A recent trend in the productive life of certain wells with frac- pack sand-control completions has shown a greater decline in performance than normal or expected. In many cases, this abnormal decline, both initially and long term, can be attributed to loss of conductivity in the proppant pack. Because conductivity is the major design criterion for frac-pack completions, it is imperative-to attain the maximum sustained production-that conductivity be optimized in the original completion and then maintained throughout the life of the well. The two major parameters of fracture conductivity are proppant permeability (size) and fracture width. Proppant size, to this point, has been largely dictated by Saucier's1 studies that suggested that the proppant size be as large as 6 times the average formation grain size to accomplish sand control in unsteady flow conditions. More recent studies2 have shown that it is acceptable to increase the proppant size by 8 to 10 times the formation grain size for frac packs only. In general, fracture length and width have been addressed within the sand-control community with the use of tip screen-out designs, facilitating treatments to gain additional net pressure and generate more propped fracture width. Recent testing with weaker and unconsolidated cores, however, shows that intrusion of the formation into the proppant pack causes substantial loss in measured retained pack conductivity. The testing also shows that a substantial amount of conductivity loss occurs due to interactions at the proppant pack/formation interface, even at low closure stress. In addition, the amount of damage increases as closure stress increases. Any movement and migration of the formation material into the proppant pack subsequently lowers the pack's conductivity. Thus, when frac-packing in weaker and unconsolidated environments, enhanced treatment materials and designs must be used to help ensure that frac-pack conductivity is optimized initially and maintained longterm. Different techniques have been tested and are showing real promise in maintaining long-term conductivity.

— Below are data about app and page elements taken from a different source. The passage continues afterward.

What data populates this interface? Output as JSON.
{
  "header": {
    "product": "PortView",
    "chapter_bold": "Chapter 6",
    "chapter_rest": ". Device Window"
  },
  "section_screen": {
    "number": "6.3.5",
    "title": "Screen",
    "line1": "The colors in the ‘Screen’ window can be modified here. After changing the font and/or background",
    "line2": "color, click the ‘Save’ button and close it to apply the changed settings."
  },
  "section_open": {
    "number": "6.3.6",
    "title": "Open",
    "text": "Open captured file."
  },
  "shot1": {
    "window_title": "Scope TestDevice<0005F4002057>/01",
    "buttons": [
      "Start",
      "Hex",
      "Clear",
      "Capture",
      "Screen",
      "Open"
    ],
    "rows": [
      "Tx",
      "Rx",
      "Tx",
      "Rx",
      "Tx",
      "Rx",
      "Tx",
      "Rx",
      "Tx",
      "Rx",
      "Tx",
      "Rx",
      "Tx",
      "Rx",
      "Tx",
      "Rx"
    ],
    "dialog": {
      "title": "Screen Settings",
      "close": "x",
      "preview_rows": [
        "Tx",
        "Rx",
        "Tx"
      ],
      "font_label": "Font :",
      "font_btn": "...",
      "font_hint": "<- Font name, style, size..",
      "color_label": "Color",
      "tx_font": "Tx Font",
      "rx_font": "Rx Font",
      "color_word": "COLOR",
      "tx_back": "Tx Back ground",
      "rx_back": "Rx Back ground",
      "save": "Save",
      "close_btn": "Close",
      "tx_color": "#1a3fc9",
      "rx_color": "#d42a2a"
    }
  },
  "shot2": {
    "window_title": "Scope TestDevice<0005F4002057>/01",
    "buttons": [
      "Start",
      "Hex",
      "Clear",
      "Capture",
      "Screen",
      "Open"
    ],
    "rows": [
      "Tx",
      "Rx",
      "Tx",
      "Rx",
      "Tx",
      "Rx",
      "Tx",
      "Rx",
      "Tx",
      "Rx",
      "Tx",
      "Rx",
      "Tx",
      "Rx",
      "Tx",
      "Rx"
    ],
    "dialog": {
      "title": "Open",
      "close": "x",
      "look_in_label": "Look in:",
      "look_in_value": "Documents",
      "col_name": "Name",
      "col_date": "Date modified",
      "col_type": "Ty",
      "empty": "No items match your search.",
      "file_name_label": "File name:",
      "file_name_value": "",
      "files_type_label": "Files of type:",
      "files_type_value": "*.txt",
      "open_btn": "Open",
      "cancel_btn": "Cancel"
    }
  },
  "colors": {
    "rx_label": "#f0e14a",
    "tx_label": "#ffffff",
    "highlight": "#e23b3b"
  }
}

A great analogy for a fracture in a hydrocarbon producing or injection reservoir is that of a "super-highway." When the highway first opens it has 10 lanes running from the formation to the wellbore. However, as time goes by, those 10 lanes become 8 lanes, then 6 lanes, then 4, until the hydrocarbons are essentially flowing down a country road with backed-up traffic. Large numbers of hours are dedicated to developing a well plan that will allow maximum production over a long period of time, which calls for the maintenance of the "10 lanes of flow" described above. Until recently, there was no way to combat fines migration through the proppant pack to the wellbore. In the event that the formation includes the presence of laminated, highly heterogeneous, unconsolidated, compactable rock, the advent of fines could stymie the production of hydrocarbons from the well. This paper will discuss the high level of conductivity gained through the use of a surface modifying agent (SMA) currently being used in the Gulf of Mexico (GOM).